"Initial inquiries conducted by the mission revealed that a former locally hired employee of the UAE Consulate in Thiruvananthapuram was responsible for this act. The employee in question was fired for misconduct long preceding this incident," the statement said. "At this time, it appears that this individual exploited his knowledge of the mission's channels to engage in criminal activity," it said. "The UAE looks forward to fully cooperating with Indian customs authorities to thoroughly investigate this matter and urges stringent legal action against those involved," the statement concluded.
The key question is whether the bag containing the gold had the required authorisation as stipulated by the Vienna Convention on Consular Relations. Article 35 provides that freedom of communication between the consul and their home country must be preserved, that "consular bags" shall be neither opened nor detained"; and that a consular courier must never be detained. The Convention provides that "consular officers shall be free to communicate with nationals of the sending State and to have access to them. The packages constituting the diplomatic bag must bear visible external marks of their character and may contain only diplomatic documents or articles intended for official use. " If this condition is met, authorities in the receiving state cannot open a diplomatic bag even if they have suspicions about its contents. The bag can only be opened in the presence of officials or diplomats of the sending state. This was done in the case of the bag after receiving the required permission, officials said.
The matter of involvement of the UAE government will be resolved easily if the seized bag was not an authorised diplomatic bag. Given the cordial relations between the UAE and India, everyone will heave a sigh of relief if this happens. The issue of the case against the addressee of the bag will have to be dealt with under the provisions in the Convention regarding his immunity. The Consular immunity is a lesser form of diplomatic immunity. Consular officers and consular employees have "functional immunity" (i.e., immunity from the jurisdiction of the receiving state "in respect of acts performed in exercise of consular function"), but do not enjoy the broader "personal immunity" accorded to diplomats.
The diplomatic aspects of the episode have been eclipsed by the effort of the unified opposition to demand the resignation of the chief minister to resign. Demonstrations were held demanding the resignation of the chief minister by violating the lockdown regulations. The fight against the pandemic has become secondary to the battle for the survival of the government.

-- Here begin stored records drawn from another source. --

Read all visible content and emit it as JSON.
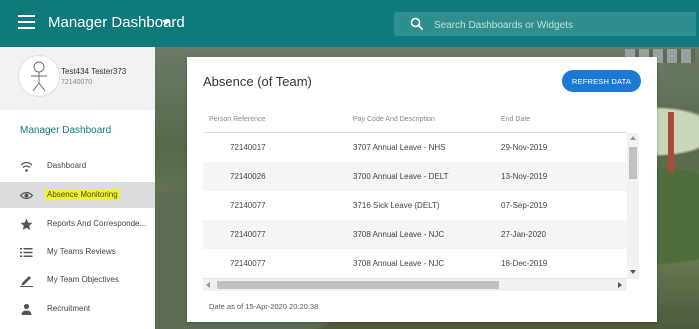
{
  "header": {
    "title": "Manager Dashboard",
    "search_placeholder": "Search Dashboards or Widgets",
    "search_value": ""
  },
  "profile": {
    "name": "Test434 Tester373",
    "id": "72140070"
  },
  "sidebar": {
    "section_title": "Manager Dashboard",
    "items": [
      {
        "label": "Dashboard",
        "icon": "wifi-icon"
      },
      {
        "label": "Absence Monitoring",
        "icon": "eye-icon",
        "active": true
      },
      {
        "label": "Reports And Corresponde...",
        "icon": "star-icon"
      },
      {
        "label": "My Teams Reviews",
        "icon": "list-icon"
      },
      {
        "label": "My Team Objectives",
        "icon": "pencil-icon"
      },
      {
        "label": "Recruitment",
        "icon": "person-icon"
      }
    ]
  },
  "card": {
    "title": "Absence (of Team)",
    "refresh_label": "REFRESH DATA",
    "columns": [
      "Person Reference",
      "Pay Code And Description",
      "End Date"
    ],
    "rows": [
      [
        "72140017",
        "3707 Annual Leave - NHS",
        "29-Nov-2019"
      ],
      [
        "72140026",
        "3700 Annual Leave - DELT",
        "13-Nov-2019"
      ],
      [
        "72140077",
        "3716 Sick Leave (DELT)",
        "07-Sep-2019"
      ],
      [
        "72140077",
        "3708 Annual Leave - NJC",
        "27-Jan-2020"
      ],
      [
        "72140077",
        "3708 Annual Leave - NJC",
        "18-Dec-2019"
      ]
    ],
    "footer": "Date as of 15-Apr-2020 20:20:38"
  },
  "colors": {
    "header": "#0e7a7a",
    "accent_button": "#1a7ad4",
    "highlight": "#f4f423"
  }
}
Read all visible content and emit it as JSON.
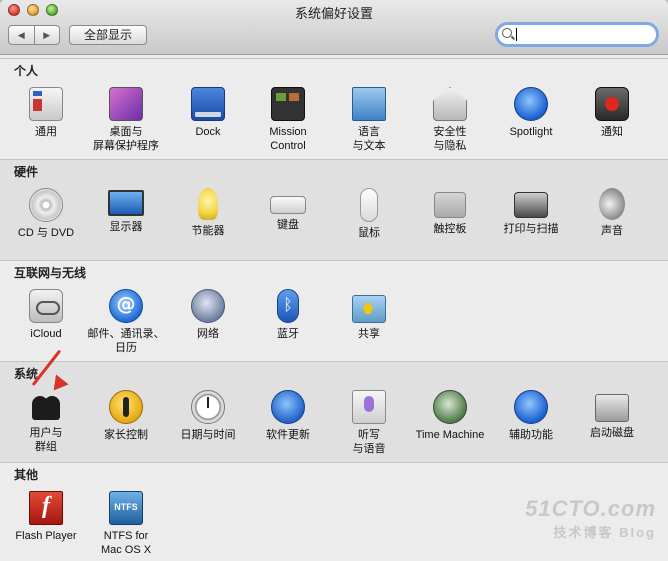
{
  "window": {
    "title": "系统偏好设置",
    "show_all": "全部显示",
    "nav_back": "◀",
    "nav_forward": "▶",
    "search": {
      "value": "",
      "placeholder": ""
    }
  },
  "sections": {
    "personal": {
      "title": "个人",
      "items": [
        {
          "label": "通用"
        },
        {
          "label": "桌面与\n屏幕保护程序"
        },
        {
          "label": "Dock"
        },
        {
          "label": "Mission\nControl"
        },
        {
          "label": "语言\n与文本"
        },
        {
          "label": "安全性\n与隐私"
        },
        {
          "label": "Spotlight"
        },
        {
          "label": "通知"
        }
      ]
    },
    "hardware": {
      "title": "硬件",
      "items": [
        {
          "label": "CD 与 DVD"
        },
        {
          "label": "显示器"
        },
        {
          "label": "节能器"
        },
        {
          "label": "键盘"
        },
        {
          "label": "鼠标"
        },
        {
          "label": "触控板"
        },
        {
          "label": "打印与扫描"
        },
        {
          "label": "声音"
        }
      ]
    },
    "internet": {
      "title": "互联网与无线",
      "items": [
        {
          "label": "iCloud"
        },
        {
          "label": "邮件、通讯录、\n日历"
        },
        {
          "label": "网络"
        },
        {
          "label": "蓝牙"
        },
        {
          "label": "共享"
        }
      ]
    },
    "system": {
      "title": "系统",
      "items": [
        {
          "label": "用户与\n群组"
        },
        {
          "label": "家长控制"
        },
        {
          "label": "日期与时间"
        },
        {
          "label": "软件更新"
        },
        {
          "label": "听写\n与语音"
        },
        {
          "label": "Time Machine"
        },
        {
          "label": "辅助功能"
        },
        {
          "label": "启动磁盘"
        }
      ]
    },
    "other": {
      "title": "其他",
      "items": [
        {
          "label": "Flash Player"
        },
        {
          "label": "NTFS for\nMac OS X"
        }
      ]
    }
  },
  "watermark": {
    "line1": "51CTO.com",
    "line2": "技术博客  Blog"
  },
  "colors": {
    "annotation_arrow": "#d7332a",
    "search_focus": "#7fa9e6"
  }
}
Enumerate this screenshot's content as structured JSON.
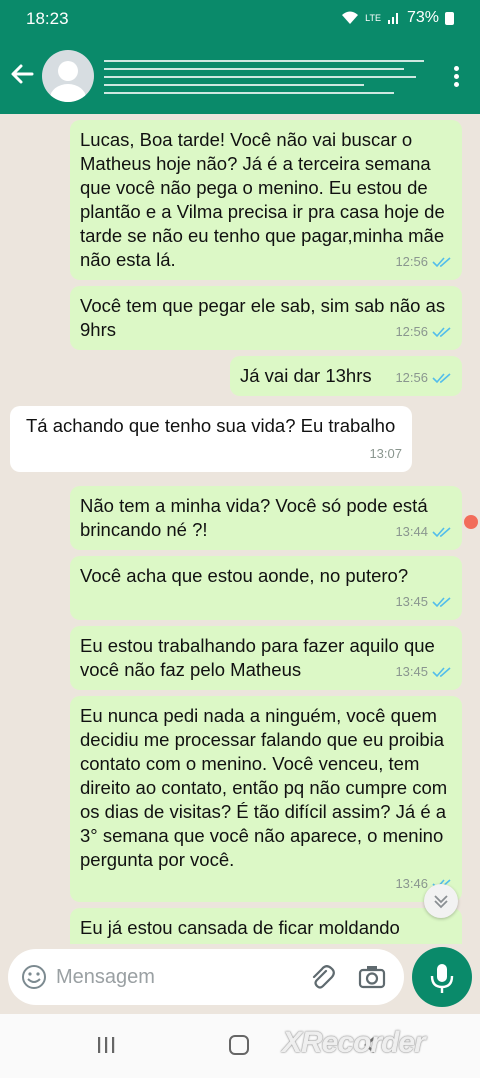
{
  "status": {
    "time": "18:23",
    "network": "LTE",
    "battery": "73%"
  },
  "messages": [
    {
      "direction": "out",
      "text": "Lucas, Boa tarde! Você não vai buscar o Matheus hoje não? Já é a terceira semana que você não pega o menino. Eu estou de plantão e a Vilma precisa ir pra casa hoje de tarde se não eu tenho que pagar,minha mãe não esta lá.",
      "time": "12:56"
    },
    {
      "direction": "out",
      "text": "Você tem que pegar ele sab, sim sab não as 9hrs",
      "time": "12:56"
    },
    {
      "direction": "out",
      "text": "Já vai dar 13hrs",
      "time": "12:56"
    },
    {
      "direction": "in",
      "text": "Tá achando que tenho sua vida? Eu trabalho",
      "time": "13:07"
    },
    {
      "direction": "out",
      "text": "Não tem a minha vida? Você só pode está brincando né ?!",
      "time": "13:44"
    },
    {
      "direction": "out",
      "text": "Você acha que estou aonde, no putero?",
      "time": "13:45"
    },
    {
      "direction": "out",
      "text": "Eu estou trabalhando para fazer aquilo que você não faz pelo Matheus",
      "time": "13:45"
    },
    {
      "direction": "out",
      "text": "Eu nunca pedi nada a ninguém, você quem decidiu me processar falando que eu proibia contato com o menino. Você venceu, tem direito ao contato, então pq não cumpre com os dias de visitas? É tão difícil assim? Já é a 3° semana que você não aparece, o menino pergunta por você.",
      "time": "13:46"
    },
    {
      "direction": "out",
      "text": "Eu já estou cansada de ficar moldando",
      "time": ""
    }
  ],
  "input": {
    "placeholder": "Mensagem"
  },
  "watermark": "XRecorder",
  "colors": {
    "header": "#0a8a6a",
    "outgoing": "#dcf8c6",
    "incoming": "#ffffff",
    "background": "#ece5dd",
    "read_ticks": "#53bdeb"
  }
}
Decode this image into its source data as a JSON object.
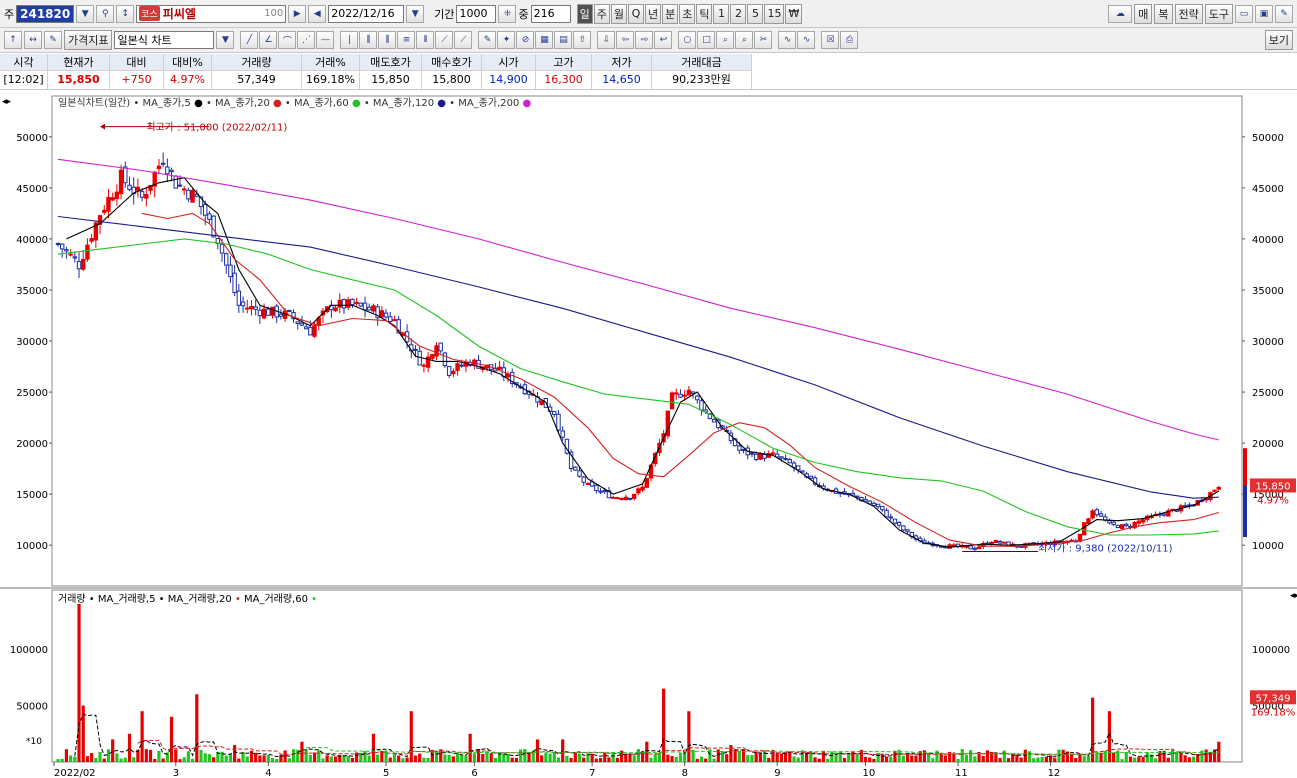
{
  "toolbar": {
    "prefix": "주",
    "code": "241820",
    "market_tag": "코스",
    "stock_name": "피씨엘",
    "stock_value": "100",
    "date": "2022/12/16",
    "period_label": "기간",
    "period_value": "1000",
    "count_label": "중",
    "count_value": "216",
    "period_buttons": [
      "일",
      "주",
      "월",
      "Q",
      "년",
      "분",
      "초",
      "틱",
      "1",
      "2",
      "5",
      "15",
      "₩"
    ],
    "active_period": "일",
    "right_buttons": [
      "매",
      "복",
      "전략",
      "도구"
    ],
    "indicator_button": "가격지표",
    "chart_type": "일본식 차트",
    "view_button": "보기"
  },
  "quote": {
    "headers": [
      "시각",
      "현재가",
      "대비",
      "대비%",
      "거래량",
      "거래%",
      "매도호가",
      "매수호가",
      "시가",
      "고가",
      "저가",
      "거래대금"
    ],
    "values": [
      "[12:02]",
      "15,850",
      "+750",
      "4.97%",
      "57,349",
      "169.18%",
      "15,850",
      "15,800",
      "14,900",
      "16,300",
      "14,650",
      "90,233만원"
    ]
  },
  "colors": {
    "up": "#e60000",
    "down": "#1a2ea8",
    "ma5": "#000000",
    "ma20": "#d42020",
    "ma60": "#22c422",
    "ma120": "#1a1a8c",
    "ma200": "#d020d0"
  },
  "chart_data": [
    {
      "type": "candlestick",
      "title": "일본식차트(일간)",
      "legend": [
        "MA_종가,5",
        "MA_종가,20",
        "MA_종가,60",
        "MA_종가,120",
        "MA_종가,200"
      ],
      "x_ticks": [
        "2022/02",
        "3",
        "4",
        "5",
        "6",
        "7",
        "8",
        "9",
        "10",
        "11",
        "12"
      ],
      "y_ticks": [
        10000,
        15000,
        20000,
        25000,
        30000,
        35000,
        40000,
        45000,
        50000
      ],
      "ylim": [
        6000,
        54000
      ],
      "annotations": [
        "최고가 : 51,000 (2022/02/11)",
        "최저가 : 9,380 (2022/10/11)"
      ],
      "current_price_label": "15,850",
      "current_change_label": "4.97%",
      "anchors": [
        [
          0,
          39500
        ],
        [
          5,
          37500
        ],
        [
          10,
          42500
        ],
        [
          15,
          46000
        ],
        [
          20,
          44000
        ],
        [
          25,
          48000
        ],
        [
          28,
          45500
        ],
        [
          33,
          44000
        ],
        [
          38,
          40000
        ],
        [
          43,
          33500
        ],
        [
          48,
          33000
        ],
        [
          55,
          32500
        ],
        [
          60,
          31000
        ],
        [
          65,
          33500
        ],
        [
          70,
          33500
        ],
        [
          75,
          33000
        ],
        [
          80,
          32000
        ],
        [
          83,
          30000
        ],
        [
          87,
          27500
        ],
        [
          90,
          30000
        ],
        [
          93,
          27000
        ],
        [
          98,
          28000
        ],
        [
          105,
          27000
        ],
        [
          112,
          25000
        ],
        [
          118,
          23000
        ],
        [
          122,
          17500
        ],
        [
          126,
          15800
        ],
        [
          132,
          14700
        ],
        [
          136,
          14800
        ],
        [
          139,
          15600
        ],
        [
          144,
          21000
        ],
        [
          146,
          24500
        ],
        [
          150,
          25200
        ],
        [
          154,
          23000
        ],
        [
          158,
          21300
        ],
        [
          162,
          19300
        ],
        [
          166,
          18700
        ],
        [
          170,
          18800
        ],
        [
          174,
          18000
        ],
        [
          178,
          16500
        ],
        [
          184,
          15300
        ],
        [
          190,
          14700
        ],
        [
          195,
          13700
        ],
        [
          200,
          11800
        ],
        [
          205,
          10300
        ],
        [
          212,
          9900
        ],
        [
          218,
          9700
        ],
        [
          222,
          10400
        ],
        [
          228,
          9900
        ],
        [
          233,
          10100
        ],
        [
          238,
          10300
        ],
        [
          242,
          10500
        ],
        [
          246,
          13500
        ],
        [
          250,
          12000
        ],
        [
          254,
          11800
        ],
        [
          258,
          12500
        ],
        [
          262,
          13000
        ],
        [
          266,
          13500
        ],
        [
          270,
          14000
        ],
        [
          274,
          15100
        ],
        [
          276,
          15850
        ]
      ],
      "ma": [
        {
          "name": "MA_종가,5",
          "points": [
            [
              2,
              40000
            ],
            [
              10,
              41500
            ],
            [
              18,
              44500
            ],
            [
              24,
              45500
            ],
            [
              30,
              46000
            ],
            [
              35,
              43500
            ],
            [
              38,
              42500
            ],
            [
              43,
              37000
            ],
            [
              48,
              33500
            ],
            [
              55,
              32500
            ],
            [
              60,
              31500
            ],
            [
              65,
              33500
            ],
            [
              70,
              33500
            ],
            [
              76,
              32500
            ],
            [
              80,
              31500
            ],
            [
              85,
              28500
            ],
            [
              90,
              28000
            ],
            [
              95,
              28000
            ],
            [
              100,
              27500
            ],
            [
              105,
              26800
            ],
            [
              110,
              25500
            ],
            [
              116,
              24000
            ],
            [
              120,
              20000
            ],
            [
              126,
              16500
            ],
            [
              132,
              15000
            ],
            [
              139,
              16000
            ],
            [
              144,
              20500
            ],
            [
              148,
              24000
            ],
            [
              152,
              25000
            ],
            [
              158,
              21500
            ],
            [
              164,
              19200
            ],
            [
              170,
              18800
            ],
            [
              176,
              17300
            ],
            [
              182,
              15500
            ],
            [
              188,
              15000
            ],
            [
              194,
              13800
            ],
            [
              200,
              11500
            ],
            [
              206,
              10200
            ],
            [
              212,
              9800
            ],
            [
              220,
              10100
            ],
            [
              226,
              10000
            ],
            [
              232,
              10100
            ],
            [
              238,
              10300
            ],
            [
              243,
              11500
            ],
            [
              247,
              12500
            ],
            [
              252,
              12400
            ],
            [
              258,
              12600
            ],
            [
              264,
              13300
            ],
            [
              270,
              13900
            ],
            [
              276,
              15300
            ]
          ]
        },
        {
          "name": "MA_종가,20",
          "points": [
            [
              20,
              42500
            ],
            [
              26,
              42000
            ],
            [
              32,
              42500
            ],
            [
              36,
              41500
            ],
            [
              42,
              38000
            ],
            [
              48,
              36000
            ],
            [
              55,
              32500
            ],
            [
              62,
              31500
            ],
            [
              70,
              32200
            ],
            [
              78,
              32000
            ],
            [
              86,
              29500
            ],
            [
              94,
              28200
            ],
            [
              102,
              27600
            ],
            [
              110,
              26300
            ],
            [
              118,
              24500
            ],
            [
              126,
              21500
            ],
            [
              132,
              18500
            ],
            [
              138,
              17000
            ],
            [
              144,
              16700
            ],
            [
              150,
              18800
            ],
            [
              156,
              21000
            ],
            [
              162,
              22000
            ],
            [
              168,
              21500
            ],
            [
              174,
              19800
            ],
            [
              180,
              17600
            ],
            [
              188,
              15800
            ],
            [
              196,
              14200
            ],
            [
              204,
              12200
            ],
            [
              212,
              10500
            ],
            [
              220,
              9900
            ],
            [
              228,
              9900
            ],
            [
              236,
              10100
            ],
            [
              244,
              10500
            ],
            [
              250,
              11200
            ],
            [
              256,
              11800
            ],
            [
              262,
              12200
            ],
            [
              270,
              12500
            ],
            [
              276,
              13200
            ]
          ]
        },
        {
          "name": "MA_종가,60",
          "points": [
            [
              0,
              38500
            ],
            [
              10,
              39000
            ],
            [
              20,
              39500
            ],
            [
              30,
              40000
            ],
            [
              40,
              39500
            ],
            [
              50,
              38500
            ],
            [
              60,
              37000
            ],
            [
              70,
              36000
            ],
            [
              80,
              35000
            ],
            [
              90,
              32500
            ],
            [
              100,
              29500
            ],
            [
              110,
              27300
            ],
            [
              120,
              26000
            ],
            [
              130,
              24800
            ],
            [
              140,
              24300
            ],
            [
              150,
              23800
            ],
            [
              160,
              21800
            ],
            [
              170,
              19500
            ],
            [
              180,
              18100
            ],
            [
              190,
              17200
            ],
            [
              200,
              16600
            ],
            [
              210,
              16300
            ],
            [
              220,
              15300
            ],
            [
              230,
              13300
            ],
            [
              240,
              11800
            ],
            [
              250,
              11000
            ],
            [
              260,
              11000
            ],
            [
              270,
              11100
            ],
            [
              276,
              11400
            ]
          ]
        },
        {
          "name": "MA_종가,120",
          "points": [
            [
              0,
              42200
            ],
            [
              20,
              41200
            ],
            [
              40,
              40200
            ],
            [
              60,
              39200
            ],
            [
              80,
              37300
            ],
            [
              100,
              35300
            ],
            [
              120,
              33200
            ],
            [
              140,
              30800
            ],
            [
              160,
              28400
            ],
            [
              180,
              25700
            ],
            [
              200,
              22500
            ],
            [
              220,
              19700
            ],
            [
              240,
              17200
            ],
            [
              260,
              15200
            ],
            [
              270,
              14600
            ],
            [
              276,
              14700
            ]
          ]
        },
        {
          "name": "MA_종가,200",
          "points": [
            [
              0,
              47800
            ],
            [
              20,
              46700
            ],
            [
              40,
              45300
            ],
            [
              60,
              43800
            ],
            [
              80,
              42000
            ],
            [
              100,
              40000
            ],
            [
              120,
              37700
            ],
            [
              140,
              35500
            ],
            [
              160,
              33200
            ],
            [
              180,
              31300
            ],
            [
              200,
              29200
            ],
            [
              220,
              27000
            ],
            [
              240,
              24800
            ],
            [
              260,
              22100
            ],
            [
              270,
              20900
            ],
            [
              276,
              20300
            ]
          ]
        }
      ]
    },
    {
      "type": "bar",
      "title": "거래량",
      "legend": [
        "MA_거래량,5",
        "MA_거래량,20",
        "MA_거래량,60"
      ],
      "y_ticks": [
        50000,
        100000
      ],
      "y_axis_note": "*10",
      "ylim": [
        0,
        140000
      ],
      "current_volume_label": "57,349",
      "current_volume_pct_label": "169.18%",
      "spikes": [
        [
          5,
          140000
        ],
        [
          6,
          50000
        ],
        [
          13,
          20000
        ],
        [
          17,
          25000
        ],
        [
          20,
          45000
        ],
        [
          27,
          40000
        ],
        [
          33,
          60000
        ],
        [
          42,
          15000
        ],
        [
          58,
          18000
        ],
        [
          75,
          25000
        ],
        [
          84,
          45000
        ],
        [
          98,
          25000
        ],
        [
          114,
          20000
        ],
        [
          120,
          20000
        ],
        [
          140,
          18000
        ],
        [
          144,
          65000
        ],
        [
          150,
          45000
        ],
        [
          160,
          15000
        ],
        [
          210,
          8000
        ],
        [
          246,
          57000
        ],
        [
          250,
          45000
        ],
        [
          276,
          18000
        ]
      ]
    }
  ]
}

(The author is a former diplomat who writes on India's external relations and the Indian diaspora.)